Only lines containing "vyšší" belong in the answer, each copied from the entries below.

(Data records for software interfaces)

= Beginning of Section =

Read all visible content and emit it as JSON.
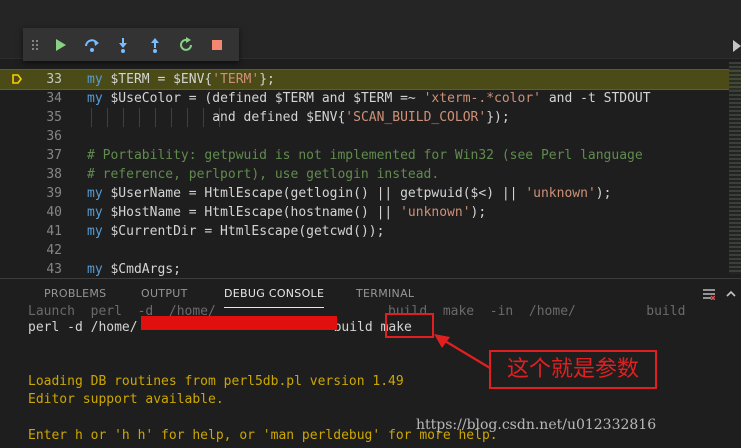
{
  "debug_toolbar": {
    "buttons": [
      {
        "icon": "continue-icon"
      },
      {
        "icon": "step-over-icon"
      },
      {
        "icon": "step-into-icon"
      },
      {
        "icon": "step-out-icon"
      },
      {
        "icon": "restart-icon"
      },
      {
        "icon": "stop-icon"
      }
    ],
    "colors": {
      "continue": "#89d185",
      "step": "#75beff",
      "restart": "#89d185",
      "stop": "#f48771"
    }
  },
  "editor": {
    "active_line": "33",
    "lines": [
      {
        "num": "33",
        "tokens": [
          {
            "t": "my ",
            "c": "kw"
          },
          {
            "t": "$TERM",
            "c": "var"
          },
          {
            "t": " = ",
            "c": "var"
          },
          {
            "t": "$ENV{",
            "c": "var"
          },
          {
            "t": "'TERM'",
            "c": "str"
          },
          {
            "t": "};",
            "c": "var"
          }
        ]
      },
      {
        "num": "34",
        "tokens": [
          {
            "t": "my ",
            "c": "kw"
          },
          {
            "t": "$UseColor",
            "c": "var"
          },
          {
            "t": " = (defined ",
            "c": "var"
          },
          {
            "t": "$TERM",
            "c": "var"
          },
          {
            "t": " and ",
            "c": "var"
          },
          {
            "t": "$TERM",
            "c": "var"
          },
          {
            "t": " =~ ",
            "c": "var"
          },
          {
            "t": "'xterm-.*color'",
            "c": "str"
          },
          {
            "t": " and -t STDOUT",
            "c": "var"
          }
        ]
      },
      {
        "num": "35",
        "tokens": [
          {
            "t": "                ",
            "c": "var"
          },
          {
            "t": "and defined ",
            "c": "var"
          },
          {
            "t": "$ENV{",
            "c": "var"
          },
          {
            "t": "'SCAN_BUILD_COLOR'",
            "c": "str"
          },
          {
            "t": "});",
            "c": "var"
          }
        ]
      },
      {
        "num": "36",
        "tokens": []
      },
      {
        "num": "37",
        "tokens": [
          {
            "t": "# Portability: getpwuid is not implemented for Win32 (see Perl language",
            "c": "cm"
          }
        ]
      },
      {
        "num": "38",
        "tokens": [
          {
            "t": "# reference, perlport), use getlogin instead.",
            "c": "cm"
          }
        ]
      },
      {
        "num": "39",
        "tokens": [
          {
            "t": "my ",
            "c": "kw"
          },
          {
            "t": "$UserName",
            "c": "var"
          },
          {
            "t": " = HtmlEscape(getlogin() || getpwuid(",
            "c": "var"
          },
          {
            "t": "$<",
            "c": "var"
          },
          {
            "t": ") || ",
            "c": "var"
          },
          {
            "t": "'unknown'",
            "c": "str"
          },
          {
            "t": ");",
            "c": "var"
          }
        ]
      },
      {
        "num": "40",
        "tokens": [
          {
            "t": "my ",
            "c": "kw"
          },
          {
            "t": "$HostName",
            "c": "var"
          },
          {
            "t": " = HtmlEscape(hostname() || ",
            "c": "var"
          },
          {
            "t": "'unknown'",
            "c": "str"
          },
          {
            "t": ");",
            "c": "var"
          }
        ]
      },
      {
        "num": "41",
        "tokens": [
          {
            "t": "my ",
            "c": "kw"
          },
          {
            "t": "$CurrentDir",
            "c": "var"
          },
          {
            "t": " = HtmlEscape(getcwd());",
            "c": "var"
          }
        ]
      },
      {
        "num": "42",
        "tokens": []
      },
      {
        "num": "43",
        "tokens": [
          {
            "t": "my ",
            "c": "kw"
          },
          {
            "t": "$CmdArgs",
            "c": "var"
          },
          {
            "t": ";",
            "c": "var"
          }
        ]
      }
    ]
  },
  "panel": {
    "tabs": [
      {
        "label": "PROBLEMS",
        "active": false
      },
      {
        "label": "OUTPUT",
        "active": false
      },
      {
        "label": "DEBUG CONSOLE",
        "active": true
      },
      {
        "label": "TERMINAL",
        "active": false
      }
    ]
  },
  "console": {
    "lines": [
      {
        "text": "Launch  perl  -d  /home/                      build  make  -in  /home/         build",
        "style": "cut"
      },
      {
        "text": "perl -d /home/",
        "style": "white"
      },
      {
        "text": "build make",
        "style": "white"
      },
      {
        "text": "Loading DB routines from perl5db.pl version 1.49",
        "style": "yellow"
      },
      {
        "text": "Editor support available.",
        "style": "yellow"
      },
      {
        "text": "Enter h or 'h h' for help, or 'man perldebug' for more help.",
        "style": "yellow"
      }
    ]
  },
  "annotation": {
    "callout_text": "这个就是参数",
    "color": "#e02020"
  },
  "watermark": "https://blog.csdn.net/u012332816"
}
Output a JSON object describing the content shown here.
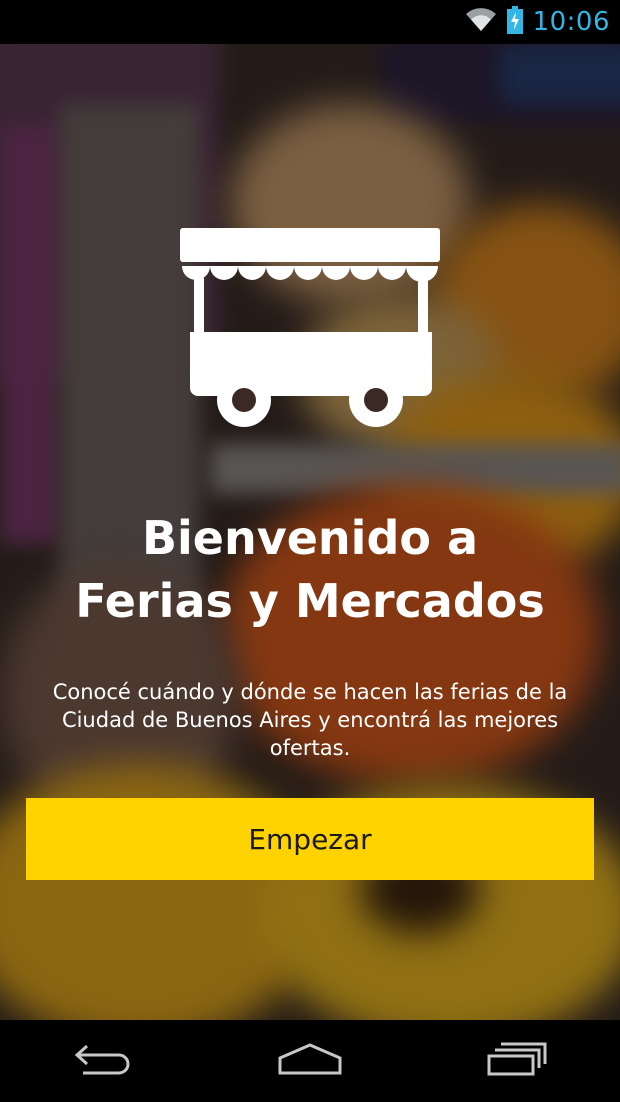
{
  "status_bar": {
    "time": "10:06",
    "wifi_icon": "wifi-icon",
    "battery_icon": "battery-charging-icon",
    "accent_color": "#33b5e5"
  },
  "welcome": {
    "title_line1": "Bienvenido a",
    "title_line2": "Ferias y Mercados",
    "description": "Conocé cuándo y dónde se hacen las ferias de la Ciudad de Buenos Aires y encontrá las mejores ofertas.",
    "logo_icon": "market-cart-icon",
    "start_button_label": "Empezar",
    "button_color": "#ffd200"
  },
  "nav_bar": {
    "back_icon": "back-icon",
    "home_icon": "home-icon",
    "recents_icon": "recent-apps-icon"
  }
}
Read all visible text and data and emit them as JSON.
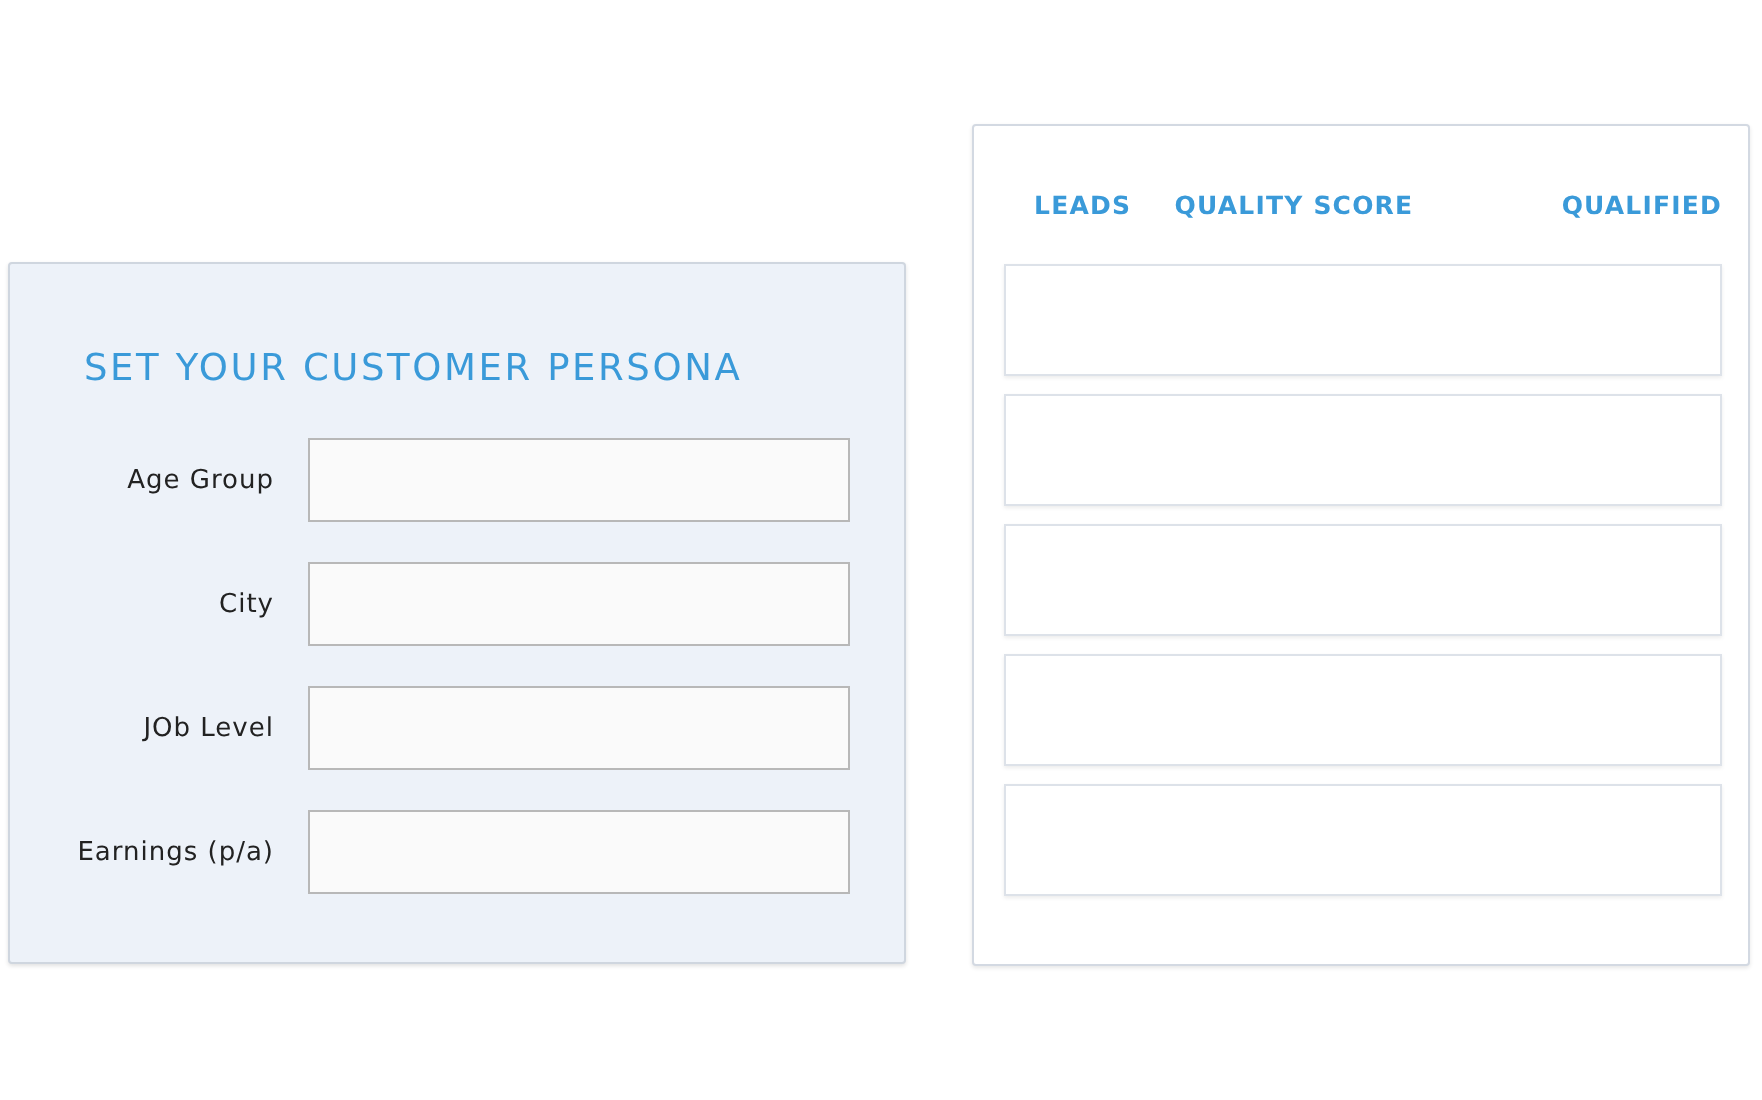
{
  "persona_form": {
    "title": "SET YOUR CUSTOMER PERSONA",
    "fields": [
      {
        "label": "Age Group"
      },
      {
        "label": "City"
      },
      {
        "label": "JOb Level"
      },
      {
        "label": "Earnings (p/a)"
      }
    ]
  },
  "leads_table": {
    "columns": [
      "LEADS",
      "QUALITY SCORE",
      "QUALIFIED"
    ]
  }
}
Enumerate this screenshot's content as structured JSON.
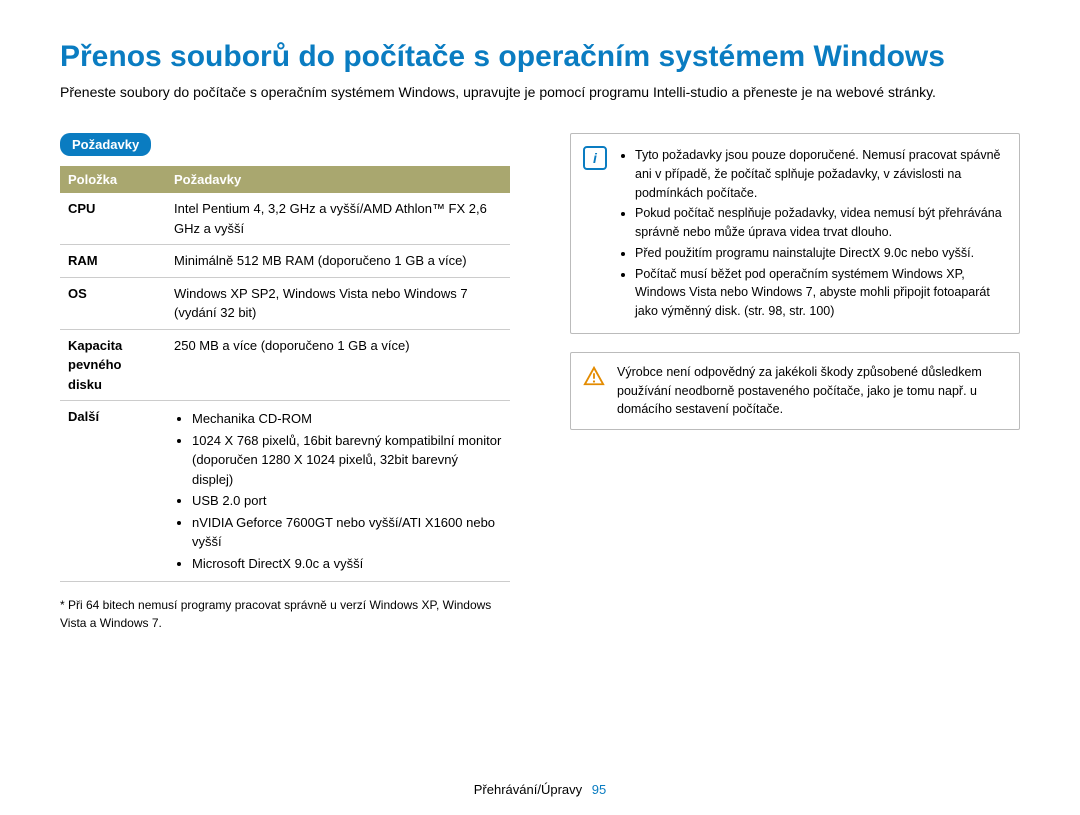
{
  "title": "Přenos souborů do počítače s operačním systémem Windows",
  "intro": "Přeneste soubory do počítače s operačním systémem Windows, upravujte je pomocí programu Intelli-studio a přeneste je na webové stránky.",
  "requirements_tag": "Požadavky",
  "table": {
    "headers": {
      "item": "Položka",
      "req": "Požadavky"
    },
    "rows": [
      {
        "label": "CPU",
        "value": "Intel Pentium 4, 3,2 GHz a vyšší/AMD Athlon™ FX 2,6 GHz a vyšší"
      },
      {
        "label": "RAM",
        "value": "Minimálně 512 MB RAM (doporučeno 1 GB a více)"
      },
      {
        "label": "OS",
        "value": "Windows XP SP2, Windows Vista nebo Windows 7 (vydání 32 bit)"
      },
      {
        "label": "Kapacita pevného disku",
        "value": "250 MB a více (doporučeno 1 GB a více)"
      },
      {
        "label": "Další",
        "value_list": [
          "Mechanika CD-ROM",
          "1024 X 768 pixelů, 16bit barevný kompatibilní monitor (doporučen 1280 X 1024 pixelů, 32bit barevný displej)",
          "USB 2.0 port",
          "nVIDIA Geforce 7600GT nebo vyšší/ATI X1600 nebo vyšší",
          "Microsoft DirectX 9.0c a vyšší"
        ]
      }
    ]
  },
  "footnote": "* Při 64 bitech nemusí programy pracovat správně u verzí Windows XP, Windows Vista a Windows 7.",
  "info_box": [
    "Tyto požadavky jsou pouze doporučené. Nemusí pracovat spávně ani v případě, že počítač splňuje požadavky, v závislosti na podmínkách počítače.",
    "Pokud počítač nesplňuje požadavky, videa nemusí být přehrávána správně nebo může úprava videa trvat dlouho.",
    "Před použitím programu nainstalujte DirectX 9.0c nebo vyšší.",
    "Počítač musí běžet pod operačním systémem Windows XP, Windows Vista nebo Windows 7, abyste mohli připojit fotoaparát jako výměnný disk. (str. 98, str. 100)"
  ],
  "warning_box": "Výrobce není odpovědný za jakékoli škody způsobené důsledkem používání neodborně postaveného počítače, jako je tomu např. u domácího sestavení počítače.",
  "footer": {
    "section": "Přehrávání/Úpravy",
    "page": "95"
  }
}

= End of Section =

▸ **Finished task**
        "value": "Intel Pentium 4, 3,2 GHz a vyšší/AMD Athlon™ FX 2,6 GHz a vyšší"
          "nVIDIA Geforce 7600GT nebo vyšší/ATI X1600 nebo vyšší",
          "Microsoft DirectX 9.0c a vyšší"
    "Před použitím programu nainstalujte DirectX 9.0c nebo vyšší.",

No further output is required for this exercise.